◆ **GIVEN RECORDS**

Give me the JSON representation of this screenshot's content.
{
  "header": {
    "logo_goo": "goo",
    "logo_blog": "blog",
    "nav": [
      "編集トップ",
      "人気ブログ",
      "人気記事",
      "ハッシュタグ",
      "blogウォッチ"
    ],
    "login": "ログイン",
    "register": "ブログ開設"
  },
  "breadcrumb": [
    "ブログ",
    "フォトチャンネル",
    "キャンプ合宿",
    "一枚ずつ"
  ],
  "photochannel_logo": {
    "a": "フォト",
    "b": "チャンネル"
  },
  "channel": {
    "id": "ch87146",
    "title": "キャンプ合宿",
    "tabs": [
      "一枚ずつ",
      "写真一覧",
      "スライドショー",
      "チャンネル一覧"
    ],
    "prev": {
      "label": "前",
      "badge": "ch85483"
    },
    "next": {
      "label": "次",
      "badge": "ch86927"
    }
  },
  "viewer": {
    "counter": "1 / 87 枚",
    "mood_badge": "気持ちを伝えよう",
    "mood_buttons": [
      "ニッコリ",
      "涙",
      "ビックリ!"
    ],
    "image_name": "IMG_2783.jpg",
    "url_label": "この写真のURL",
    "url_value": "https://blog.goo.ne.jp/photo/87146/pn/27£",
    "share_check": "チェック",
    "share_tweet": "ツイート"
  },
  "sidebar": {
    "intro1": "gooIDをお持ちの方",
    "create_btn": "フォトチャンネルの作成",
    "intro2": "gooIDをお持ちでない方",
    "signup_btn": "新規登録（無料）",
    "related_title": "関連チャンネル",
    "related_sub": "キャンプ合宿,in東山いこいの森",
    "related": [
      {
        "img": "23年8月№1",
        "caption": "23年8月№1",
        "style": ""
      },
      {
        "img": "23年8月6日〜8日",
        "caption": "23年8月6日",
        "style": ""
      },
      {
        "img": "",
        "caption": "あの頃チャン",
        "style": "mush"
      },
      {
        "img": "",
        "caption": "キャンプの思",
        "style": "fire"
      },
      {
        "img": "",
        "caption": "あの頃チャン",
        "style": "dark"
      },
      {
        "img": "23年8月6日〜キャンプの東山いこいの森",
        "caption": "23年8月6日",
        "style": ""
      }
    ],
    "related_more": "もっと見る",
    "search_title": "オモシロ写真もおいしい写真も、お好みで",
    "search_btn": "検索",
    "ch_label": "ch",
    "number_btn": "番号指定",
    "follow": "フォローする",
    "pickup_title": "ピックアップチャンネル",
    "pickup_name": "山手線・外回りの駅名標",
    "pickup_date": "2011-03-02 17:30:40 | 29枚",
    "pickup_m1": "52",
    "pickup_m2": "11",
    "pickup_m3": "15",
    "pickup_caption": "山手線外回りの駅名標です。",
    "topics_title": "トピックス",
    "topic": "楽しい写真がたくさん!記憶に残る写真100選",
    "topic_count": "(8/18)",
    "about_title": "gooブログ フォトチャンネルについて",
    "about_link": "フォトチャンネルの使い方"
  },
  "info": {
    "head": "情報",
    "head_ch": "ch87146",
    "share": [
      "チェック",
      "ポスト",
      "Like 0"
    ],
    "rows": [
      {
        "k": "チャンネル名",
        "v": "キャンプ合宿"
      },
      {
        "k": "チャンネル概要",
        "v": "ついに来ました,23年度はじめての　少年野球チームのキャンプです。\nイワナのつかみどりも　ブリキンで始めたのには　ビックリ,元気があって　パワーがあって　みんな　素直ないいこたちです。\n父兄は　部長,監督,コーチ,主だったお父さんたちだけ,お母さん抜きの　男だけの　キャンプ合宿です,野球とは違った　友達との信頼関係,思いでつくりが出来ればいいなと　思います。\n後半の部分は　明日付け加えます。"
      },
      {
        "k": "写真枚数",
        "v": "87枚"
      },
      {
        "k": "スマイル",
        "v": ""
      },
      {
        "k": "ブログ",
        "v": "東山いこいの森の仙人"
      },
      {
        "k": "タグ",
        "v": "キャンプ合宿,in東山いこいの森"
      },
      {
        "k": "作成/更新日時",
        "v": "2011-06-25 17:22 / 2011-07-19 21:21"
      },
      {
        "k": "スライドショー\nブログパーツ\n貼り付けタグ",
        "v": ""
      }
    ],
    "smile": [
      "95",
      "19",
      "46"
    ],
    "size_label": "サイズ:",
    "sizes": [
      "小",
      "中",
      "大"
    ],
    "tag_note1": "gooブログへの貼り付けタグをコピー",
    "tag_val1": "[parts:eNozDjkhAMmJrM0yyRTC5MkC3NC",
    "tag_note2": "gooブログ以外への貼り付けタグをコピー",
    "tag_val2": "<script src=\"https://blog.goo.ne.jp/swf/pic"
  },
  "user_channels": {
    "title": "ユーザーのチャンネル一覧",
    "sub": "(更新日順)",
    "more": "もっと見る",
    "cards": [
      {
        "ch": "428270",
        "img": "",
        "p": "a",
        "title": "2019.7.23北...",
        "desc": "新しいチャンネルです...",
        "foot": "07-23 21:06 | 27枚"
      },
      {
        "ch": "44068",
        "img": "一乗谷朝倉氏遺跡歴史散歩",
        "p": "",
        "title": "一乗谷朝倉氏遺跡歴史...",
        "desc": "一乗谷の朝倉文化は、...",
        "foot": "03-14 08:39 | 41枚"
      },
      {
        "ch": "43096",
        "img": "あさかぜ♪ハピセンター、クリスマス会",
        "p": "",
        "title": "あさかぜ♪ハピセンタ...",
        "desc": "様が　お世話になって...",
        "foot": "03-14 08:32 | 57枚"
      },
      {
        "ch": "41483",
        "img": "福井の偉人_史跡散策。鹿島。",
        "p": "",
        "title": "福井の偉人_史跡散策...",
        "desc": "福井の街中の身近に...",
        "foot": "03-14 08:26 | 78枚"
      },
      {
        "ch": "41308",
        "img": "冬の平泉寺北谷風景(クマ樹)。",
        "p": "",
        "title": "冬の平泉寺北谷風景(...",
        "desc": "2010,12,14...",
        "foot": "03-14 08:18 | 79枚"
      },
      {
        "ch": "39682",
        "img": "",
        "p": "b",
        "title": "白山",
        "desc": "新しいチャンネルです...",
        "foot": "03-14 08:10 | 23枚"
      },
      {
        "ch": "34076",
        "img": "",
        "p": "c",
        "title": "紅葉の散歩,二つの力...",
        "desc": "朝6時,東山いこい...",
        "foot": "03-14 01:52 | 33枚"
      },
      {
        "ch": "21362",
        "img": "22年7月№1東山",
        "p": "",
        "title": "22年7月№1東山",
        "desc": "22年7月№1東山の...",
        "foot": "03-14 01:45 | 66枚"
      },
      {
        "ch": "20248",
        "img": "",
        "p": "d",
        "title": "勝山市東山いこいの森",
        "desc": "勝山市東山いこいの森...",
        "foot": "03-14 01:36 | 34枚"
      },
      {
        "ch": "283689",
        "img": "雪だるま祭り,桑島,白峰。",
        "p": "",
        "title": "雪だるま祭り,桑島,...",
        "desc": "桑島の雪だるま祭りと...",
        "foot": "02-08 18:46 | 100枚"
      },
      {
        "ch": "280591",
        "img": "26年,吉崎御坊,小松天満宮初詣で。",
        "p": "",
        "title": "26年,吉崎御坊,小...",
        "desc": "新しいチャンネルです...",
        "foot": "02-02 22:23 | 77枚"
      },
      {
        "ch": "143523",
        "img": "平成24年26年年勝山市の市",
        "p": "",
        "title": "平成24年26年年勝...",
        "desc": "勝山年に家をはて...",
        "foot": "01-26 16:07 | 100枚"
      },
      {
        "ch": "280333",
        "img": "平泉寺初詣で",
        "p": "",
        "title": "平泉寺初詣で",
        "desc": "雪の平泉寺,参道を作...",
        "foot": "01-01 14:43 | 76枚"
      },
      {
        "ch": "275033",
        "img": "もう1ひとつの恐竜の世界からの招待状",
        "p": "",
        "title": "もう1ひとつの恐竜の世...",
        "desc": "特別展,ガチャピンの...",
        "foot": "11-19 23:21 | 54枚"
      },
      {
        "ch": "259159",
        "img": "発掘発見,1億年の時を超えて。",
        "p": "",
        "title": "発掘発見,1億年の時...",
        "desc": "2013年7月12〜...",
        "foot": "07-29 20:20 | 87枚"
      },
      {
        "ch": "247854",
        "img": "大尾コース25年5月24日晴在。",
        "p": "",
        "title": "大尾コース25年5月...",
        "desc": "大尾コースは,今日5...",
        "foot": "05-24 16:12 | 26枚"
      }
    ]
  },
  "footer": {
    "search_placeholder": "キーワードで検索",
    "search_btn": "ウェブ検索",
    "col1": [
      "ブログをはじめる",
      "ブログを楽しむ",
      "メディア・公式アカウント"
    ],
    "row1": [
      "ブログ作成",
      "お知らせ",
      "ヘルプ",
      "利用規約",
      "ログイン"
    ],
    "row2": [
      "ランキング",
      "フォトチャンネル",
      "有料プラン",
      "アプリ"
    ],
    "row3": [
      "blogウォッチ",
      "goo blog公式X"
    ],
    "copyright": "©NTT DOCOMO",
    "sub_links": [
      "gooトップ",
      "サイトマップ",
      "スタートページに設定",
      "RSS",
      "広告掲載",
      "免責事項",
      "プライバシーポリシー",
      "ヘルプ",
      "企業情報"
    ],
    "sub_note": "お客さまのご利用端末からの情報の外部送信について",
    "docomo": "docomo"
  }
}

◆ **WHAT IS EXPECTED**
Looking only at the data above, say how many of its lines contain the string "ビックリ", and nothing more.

◆ **SOLUTION TO THE EXERCISE**
2